Drones are one of the big product areas this year, and they are moving broadly across the market from the military, to hobbyists, to law enforcement, to product delivery, and even to first responders.
The problem with electric-powered products is that flight time is measured in minutes and carry weight is very limited. Top Flight Technologies’ core offering is a drone powered by a small gas generator that can be installed in a multi-rotor electrical drone. The result is a drone that can fly for hours, carry a decent payload, and be used more effectively by law enforcement, for product deliveries, and for first responder robotic medical help than current battery-powered options.
We are already up to our armpits in drones, and the FAA isn’t amused. Unfortunately, it currently is acting mostly to block the use of drones, and it isn’t yet moving aggressively to figure out how to help folks to get them to work. In short, the regulation, as usual, is moving far slower than the industry and creating a significant drag.
There is no doubt that by 2025, many of our package deliveries, as well as much of our law enforcement protection, and even emergency care will be provided by drones. This could happen far more quickly if the FAA got its act together, and it is technologies like Top Flight Technologies’ generator that will enable this.
Having lights, appliances and music move to our whims in an automated fashion, having our doctors become far less error-prone and far more capable, our clothing more customized and better fitting, our energy bills lower, and having little flying robots that both serve and protect will be our future by 2025.
The world will be more virtual and far more automated, although likely both far less private and far safer than the world is today.
It is shows like Demo that can give us a feel for this future and help us get ready and maybe even derive more benefits from this future world. Given that it is coming regardless, we might as well benefit from it. The alternative — pretending the changes aren’t occurring — never has worked that well.
Product of the Week: DJI Inspire 1 Drone
We are up to our armpits in drones, but the DJI Inspire 1 Drone stands above the rest when it comes to capability.
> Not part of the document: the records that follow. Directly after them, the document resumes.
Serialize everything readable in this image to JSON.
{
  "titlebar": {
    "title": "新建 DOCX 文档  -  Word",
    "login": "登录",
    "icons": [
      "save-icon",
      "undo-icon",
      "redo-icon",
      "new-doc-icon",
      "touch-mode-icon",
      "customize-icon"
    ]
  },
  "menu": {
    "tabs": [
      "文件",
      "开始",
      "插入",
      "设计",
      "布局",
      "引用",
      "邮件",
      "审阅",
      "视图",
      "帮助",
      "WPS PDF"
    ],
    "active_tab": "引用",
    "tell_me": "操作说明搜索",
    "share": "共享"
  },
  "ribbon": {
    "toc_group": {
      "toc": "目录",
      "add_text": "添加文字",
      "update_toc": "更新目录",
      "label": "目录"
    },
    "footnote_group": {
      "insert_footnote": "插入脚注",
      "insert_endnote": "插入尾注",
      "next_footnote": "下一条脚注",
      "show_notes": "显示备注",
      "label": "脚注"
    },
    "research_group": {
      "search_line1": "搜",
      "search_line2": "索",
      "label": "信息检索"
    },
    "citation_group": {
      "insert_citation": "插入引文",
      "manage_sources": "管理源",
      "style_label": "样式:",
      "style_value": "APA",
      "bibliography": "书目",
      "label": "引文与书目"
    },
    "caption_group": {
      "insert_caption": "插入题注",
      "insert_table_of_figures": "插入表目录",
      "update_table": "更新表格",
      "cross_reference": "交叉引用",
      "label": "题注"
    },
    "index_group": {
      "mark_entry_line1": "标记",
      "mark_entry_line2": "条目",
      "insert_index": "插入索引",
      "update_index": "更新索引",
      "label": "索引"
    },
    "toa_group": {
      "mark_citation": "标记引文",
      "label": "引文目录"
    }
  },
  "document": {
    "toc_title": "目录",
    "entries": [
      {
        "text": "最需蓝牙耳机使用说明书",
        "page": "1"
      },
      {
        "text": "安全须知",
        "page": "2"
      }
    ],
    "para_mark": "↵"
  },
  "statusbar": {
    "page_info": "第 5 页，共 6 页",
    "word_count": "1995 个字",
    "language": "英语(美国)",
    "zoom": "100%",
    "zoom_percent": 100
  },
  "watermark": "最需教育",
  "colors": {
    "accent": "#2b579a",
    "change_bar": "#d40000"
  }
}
DJI’s Phantom Series is currently the most popular hobbyist drone line in the market, and if you see someone flying a drone at a park or event, it is likely to be one of those.
At just under $3K, this isn’t a cheap date but with high flying speeds and an optional follow me capability on spec — something you’ll likely see in virtually all high-end personal drones next year — the Inspire 1 provides the best picture and the greatest range from a known brand in the segment.
While I personally am more likely to buy the far less expensive Phantom II Vision+ (typically about a third of the price), the Inspire sets the benchmark for features and capability in a drone, and I recommend starting with it in order to determine the features and capabilities you absolutely need and those you can give up.
Both ground sensing and GPS positioning help you fly and recover the drone should you lose signal (it will automatically return to you). It has a range of up to a mile, a downward-firing 4K camera, and the ability to chase you up to 50 miles per hour — all critical to many drone users today. I often pick products I lust after for this segment, and I really lust for the DJI Inspire 1 Drone.